Please reproduce the entries below exactly as they stand, but leave the pictures out.

Data supplied
......

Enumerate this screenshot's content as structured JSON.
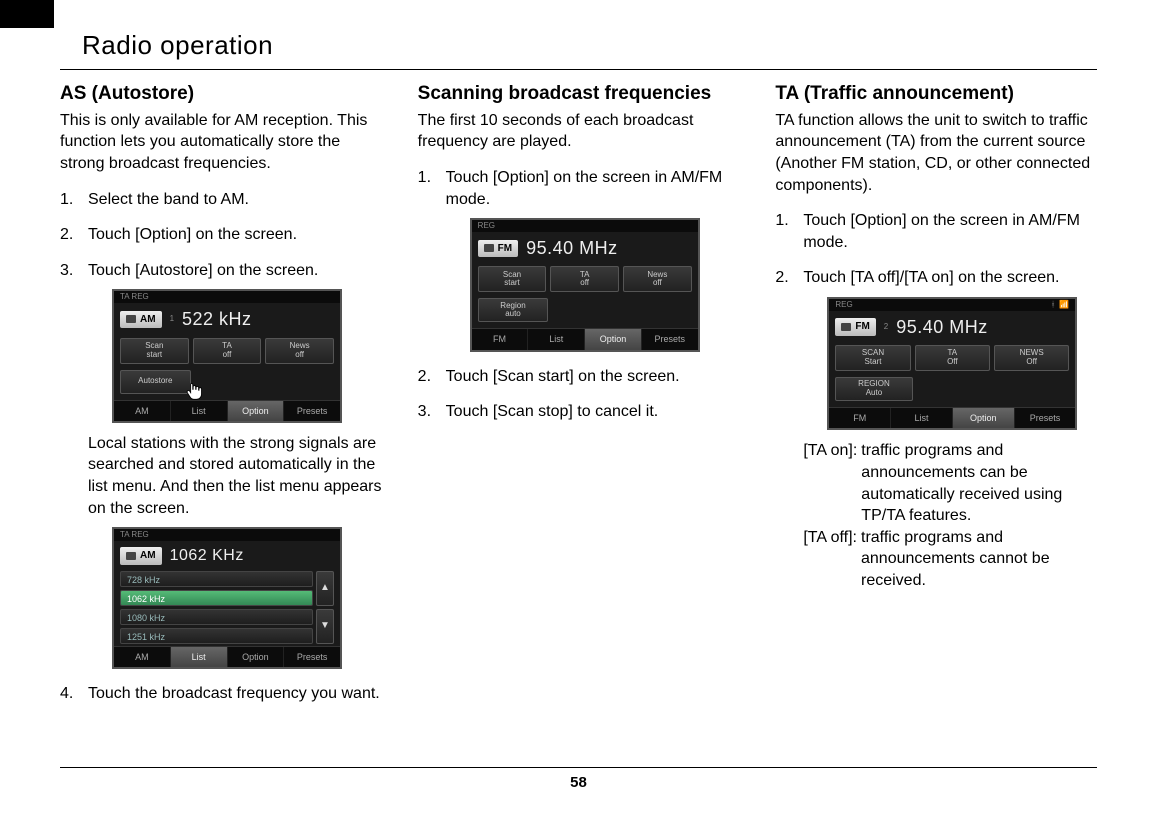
{
  "page": {
    "title": "Radio operation",
    "number": "58"
  },
  "col1": {
    "heading": "AS (Autostore)",
    "intro": "This is only available for AM reception. This function lets you automatically store the strong broadcast frequencies.",
    "steps": [
      "Select the band to AM.",
      "Touch [Option] on the screen.",
      "Touch [Autostore] on the screen."
    ],
    "after3": "Local stations with the strong signals are searched and stored automatically in the list menu. And then the list menu appears on the screen.",
    "step4": "Touch the broadcast frequency you want.",
    "shot1": {
      "topbar": "TA   REG",
      "band": "AM",
      "band_sub": "1",
      "freq": "522 kHz",
      "btns": [
        [
          "Scan",
          "start"
        ],
        [
          "TA",
          "off"
        ],
        [
          "News",
          "off"
        ]
      ],
      "auto": "Autostore",
      "tabs": [
        "AM",
        "List",
        "Option",
        "Presets"
      ],
      "selected_tab": 2
    },
    "shot2": {
      "topbar": "TA   REG",
      "band": "AM",
      "freq": "1062 KHz",
      "rows": [
        "728 kHz",
        "1062 kHz",
        "1080 kHz",
        "1251 kHz"
      ],
      "selected_row": 1,
      "tabs": [
        "AM",
        "List",
        "Option",
        "Presets"
      ],
      "selected_tab": 1
    }
  },
  "col2": {
    "heading": "Scanning broadcast frequen­cies",
    "intro": "The first 10 seconds of each broadcast frequency are played.",
    "steps": [
      "Touch [Option] on the screen in AM/FM mode.",
      "Touch  [Scan start] on the screen.",
      "Touch [Scan stop] to cancel it."
    ],
    "shot": {
      "topbar": "REG",
      "band": "FM",
      "freq": "95.40 MHz",
      "btns": [
        [
          "Scan",
          "start"
        ],
        [
          "TA",
          "off"
        ],
        [
          "News",
          "off"
        ]
      ],
      "region": [
        "Region",
        "auto"
      ],
      "tabs": [
        "FM",
        "List",
        "Option",
        "Presets"
      ],
      "selected_tab": 2
    }
  },
  "col3": {
    "heading": "TA (Traffic announcement)",
    "intro": "TA function allows the unit to switch to traffic announcement (TA) from the current source (Another FM station, CD, or other connected components).",
    "steps": [
      "Touch [Option] on the screen in AM/FM mode.",
      "Touch [TA off]/[TA on] on the screen."
    ],
    "shot": {
      "topbar": "REG",
      "band": "FM",
      "band_sub": "2",
      "freq": "95.40 MHz",
      "btns": [
        [
          "SCAN",
          "Start"
        ],
        [
          "TA",
          "Off"
        ],
        [
          "NEWS",
          "Off"
        ]
      ],
      "region": [
        "REGION",
        "Auto"
      ],
      "tabs": [
        "FM",
        "List",
        "Option",
        "Presets"
      ],
      "selected_tab": 2
    },
    "defs": [
      {
        "label": "[TA on]: ",
        "body": "traffic programs and announcements can be automatically received using TP/TA features."
      },
      {
        "label": "[TA off]: ",
        "body": "traffic programs and announcements cannot be received."
      }
    ]
  }
}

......

The completed task
Enumerate this screenshot's content as structured JSON.
{
  "page": {
    "title": "Radio operation",
    "number": "58"
  },
  "col1": {
    "heading": "AS (Autostore)",
    "intro": "This is only available for AM reception. This function lets you automatically store the strong broadcast frequencies.",
    "steps": [
      "Select the band to AM.",
      "Touch [Option] on the screen.",
      "Touch [Autostore] on the screen."
    ],
    "after3": "Local stations with the strong signals are searched and stored automatically in the list menu. And then the list menu appears on the screen.",
    "step4": "Touch the broadcast frequency you want.",
    "shot1": {
      "topbar": "TA   REG",
      "band": "AM",
      "band_sub": "1",
      "freq": "522 kHz",
      "btns": [
        [
          "Scan",
          "start"
        ],
        [
          "TA",
          "off"
        ],
        [
          "News",
          "off"
        ]
      ],
      "auto": "Autostore",
      "tabs": [
        "AM",
        "List",
        "Option",
        "Presets"
      ],
      "selected_tab": 2
    },
    "shot2": {
      "topbar": "TA   REG",
      "band": "AM",
      "freq": "1062 KHz",
      "rows": [
        "728 kHz",
        "1062 kHz",
        "1080 kHz",
        "1251 kHz"
      ],
      "selected_row": 1,
      "tabs": [
        "AM",
        "List",
        "Option",
        "Presets"
      ],
      "selected_tab": 1
    }
  },
  "col2": {
    "heading": "Scanning broadcast frequen­cies",
    "intro": "The first 10 seconds of each broadcast frequency are played.",
    "steps": [
      "Touch [Option] on the screen in AM/FM mode.",
      "Touch  [Scan start] on the screen.",
      "Touch [Scan stop] to cancel it."
    ],
    "shot": {
      "topbar": "REG",
      "band": "FM",
      "freq": "95.40 MHz",
      "btns": [
        [
          "Scan",
          "start"
        ],
        [
          "TA",
          "off"
        ],
        [
          "News",
          "off"
        ]
      ],
      "region": [
        "Region",
        "auto"
      ],
      "tabs": [
        "FM",
        "List",
        "Option",
        "Presets"
      ],
      "selected_tab": 2
    }
  },
  "col3": {
    "heading": "TA (Traffic announcement)",
    "intro": "TA function allows the unit to switch to traffic announcement (TA) from the current source (Another FM station, CD, or other connected components).",
    "steps": [
      "Touch [Option] on the screen in AM/FM mode.",
      "Touch [TA off]/[TA on] on the screen."
    ],
    "shot": {
      "topbar": "REG",
      "band": "FM",
      "band_sub": "2",
      "freq": "95.40 MHz",
      "btns": [
        [
          "SCAN",
          "Start"
        ],
        [
          "TA",
          "Off"
        ],
        [
          "NEWS",
          "Off"
        ]
      ],
      "region": [
        "REGION",
        "Auto"
      ],
      "tabs": [
        "FM",
        "List",
        "Option",
        "Presets"
      ],
      "selected_tab": 2
    },
    "defs": [
      {
        "label": "[TA on]: ",
        "body": "traffic programs and announcements can be automatically received using TP/TA features."
      },
      {
        "label": "[TA off]: ",
        "body": "traffic programs and announcements cannot be received."
      }
    ]
  }
}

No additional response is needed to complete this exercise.